*EXERCISE OBJECTIVE*
Copy out the lines of the material that include the string "weekday".

*EXERCISE INPUT*
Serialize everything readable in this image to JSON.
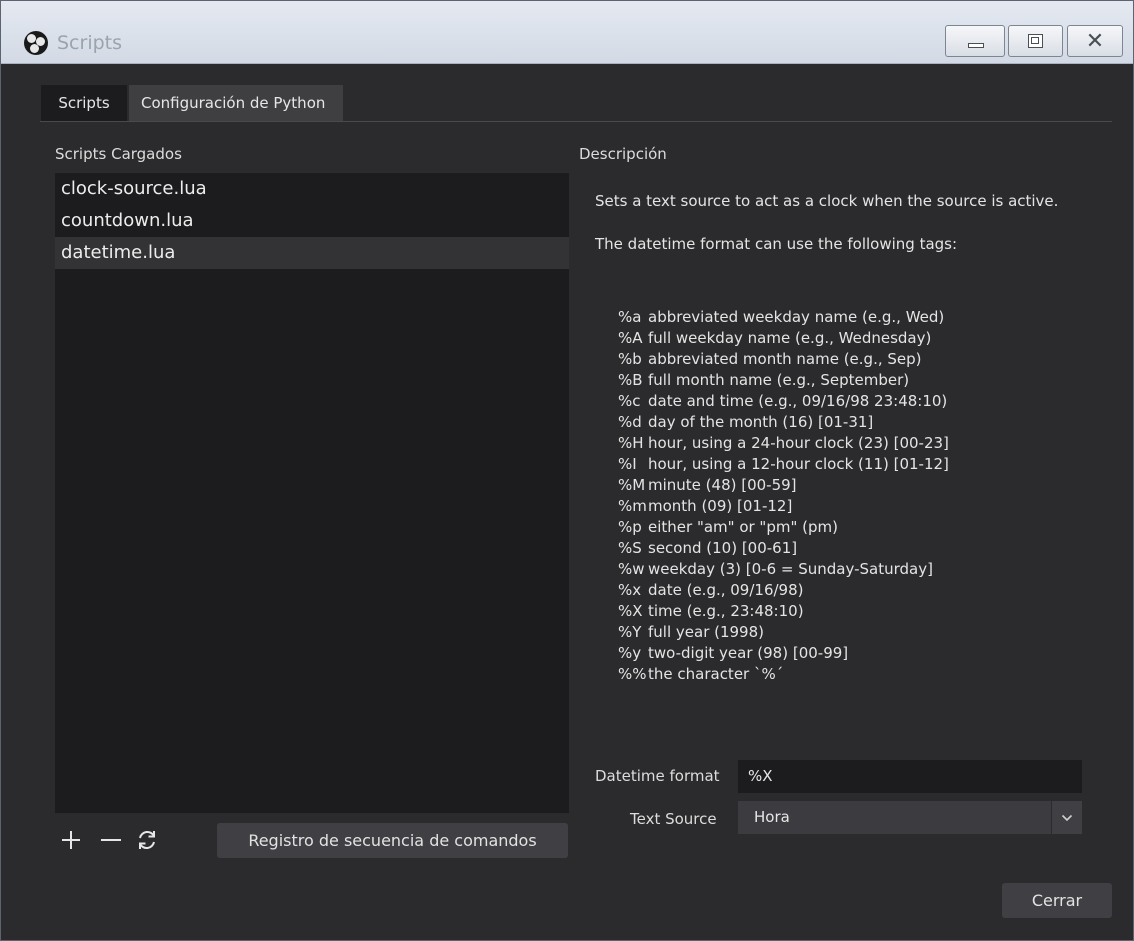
{
  "window": {
    "title": "Scripts"
  },
  "tabs": [
    {
      "label": "Scripts"
    },
    {
      "label": "Configuración de Python"
    }
  ],
  "left_panel": {
    "label": "Scripts Cargados",
    "scripts": [
      "clock-source.lua",
      "countdown.lua",
      "datetime.lua"
    ],
    "selected_index": 2,
    "log_button_label": "Registro de secuencia de comandos"
  },
  "right_panel": {
    "label": "Descripción",
    "description_1": "Sets a text source to act as a clock when the source is active.",
    "description_2": "The datetime format can use the following tags:",
    "tags": [
      {
        "code": "%a",
        "text": "abbreviated weekday name (e.g., Wed)"
      },
      {
        "code": "%A",
        "text": "full weekday name (e.g., Wednesday)"
      },
      {
        "code": "%b",
        "text": "abbreviated month name (e.g., Sep)"
      },
      {
        "code": "%B",
        "text": "full month name (e.g., September)"
      },
      {
        "code": "%c",
        "text": "date and time (e.g., 09/16/98 23:48:10)"
      },
      {
        "code": "%d",
        "text": "day of the month (16) [01-31]"
      },
      {
        "code": "%H",
        "text": "hour, using a 24-hour clock (23) [00-23]"
      },
      {
        "code": "%I",
        "text": "hour, using a 12-hour clock (11) [01-12]"
      },
      {
        "code": "%M",
        "text": "minute (48) [00-59]"
      },
      {
        "code": "%m",
        "text": "month (09) [01-12]"
      },
      {
        "code": "%p",
        "text": "either \"am\" or \"pm\" (pm)"
      },
      {
        "code": "%S",
        "text": "second (10) [00-61]"
      },
      {
        "code": "%w",
        "text": "weekday (3) [0-6 = Sunday-Saturday]"
      },
      {
        "code": "%x",
        "text": "date (e.g., 09/16/98)"
      },
      {
        "code": "%X",
        "text": "time (e.g., 23:48:10)"
      },
      {
        "code": "%Y",
        "text": "full year (1998)"
      },
      {
        "code": "%y",
        "text": "two-digit year (98) [00-99]"
      },
      {
        "code": "%%",
        "text": "the character `%´"
      }
    ]
  },
  "form": {
    "datetime_label": "Datetime format",
    "datetime_value": "%X",
    "text_source_label": "Text Source",
    "text_source_value": "Hora"
  },
  "footer": {
    "close_label": "Cerrar"
  },
  "icons": {
    "add": "plus-icon",
    "remove": "minus-icon",
    "reload": "reload-icon"
  }
}
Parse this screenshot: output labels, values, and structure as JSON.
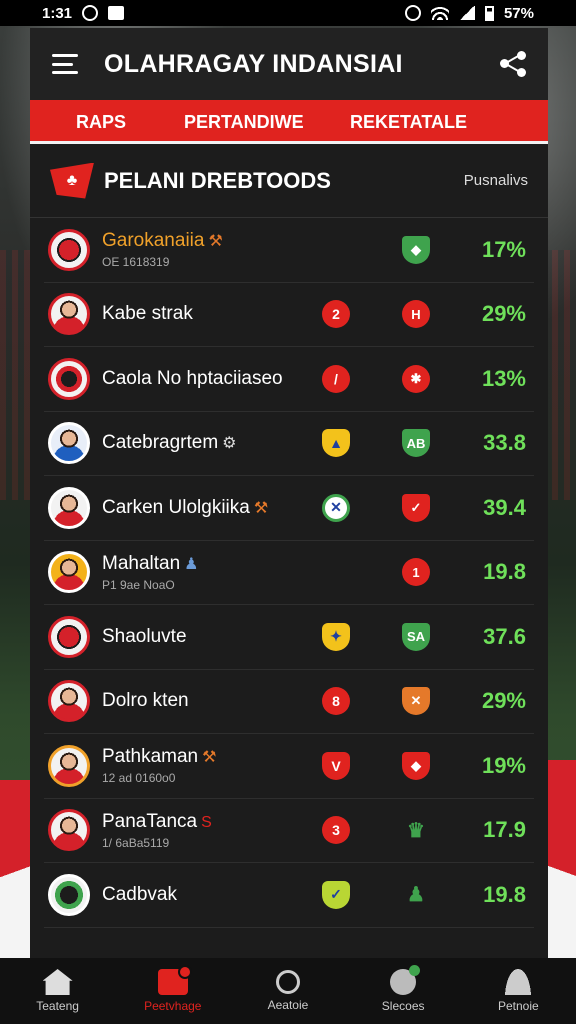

*ANSWER TO THIS PROBLEM*
        "text": "abbreviated weekday name (e.g., Wed)"
        "text": "full weekday name (e.g., Wednesday)"
        "text": "weekday (3) [0-6 = Sunday-Saturday]"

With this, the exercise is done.